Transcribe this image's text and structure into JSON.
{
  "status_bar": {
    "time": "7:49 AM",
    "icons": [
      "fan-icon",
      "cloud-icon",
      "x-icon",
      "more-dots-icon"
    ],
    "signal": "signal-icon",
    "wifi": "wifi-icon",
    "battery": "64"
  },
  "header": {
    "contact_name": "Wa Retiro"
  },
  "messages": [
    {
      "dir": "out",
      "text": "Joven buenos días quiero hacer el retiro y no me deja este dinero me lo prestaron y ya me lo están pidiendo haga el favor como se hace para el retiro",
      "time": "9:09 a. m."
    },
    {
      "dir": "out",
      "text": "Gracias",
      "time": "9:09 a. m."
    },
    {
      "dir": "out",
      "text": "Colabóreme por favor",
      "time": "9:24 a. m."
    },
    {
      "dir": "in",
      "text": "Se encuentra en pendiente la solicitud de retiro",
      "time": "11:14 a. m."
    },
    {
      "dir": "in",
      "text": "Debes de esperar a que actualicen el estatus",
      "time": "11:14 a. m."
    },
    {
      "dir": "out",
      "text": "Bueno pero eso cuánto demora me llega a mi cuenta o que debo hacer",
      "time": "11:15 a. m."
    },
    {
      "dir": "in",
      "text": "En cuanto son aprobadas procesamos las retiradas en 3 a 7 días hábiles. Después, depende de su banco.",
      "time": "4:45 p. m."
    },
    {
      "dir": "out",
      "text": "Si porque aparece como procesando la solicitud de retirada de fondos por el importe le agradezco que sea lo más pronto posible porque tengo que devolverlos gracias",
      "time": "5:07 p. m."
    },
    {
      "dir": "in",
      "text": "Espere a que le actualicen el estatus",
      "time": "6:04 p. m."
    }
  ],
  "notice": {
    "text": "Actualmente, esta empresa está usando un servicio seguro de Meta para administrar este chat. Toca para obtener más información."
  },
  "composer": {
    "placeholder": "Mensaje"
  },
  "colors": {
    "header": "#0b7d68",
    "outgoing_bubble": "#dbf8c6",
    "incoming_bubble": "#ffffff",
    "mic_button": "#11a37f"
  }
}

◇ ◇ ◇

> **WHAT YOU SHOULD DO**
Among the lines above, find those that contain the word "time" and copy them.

> **RESPONSE TO THE EXERCISE**
    "time": "7:49 AM",
      "time": "9:09 a. m."
      "time": "9:09 a. m."
      "time": "9:24 a. m."
      "time": "11:14 a. m."
      "time": "11:14 a. m."
      "time": "11:15 a. m."
      "time": "4:45 p. m."
      "time": "5:07 p. m."
      "time": "6:04 p. m."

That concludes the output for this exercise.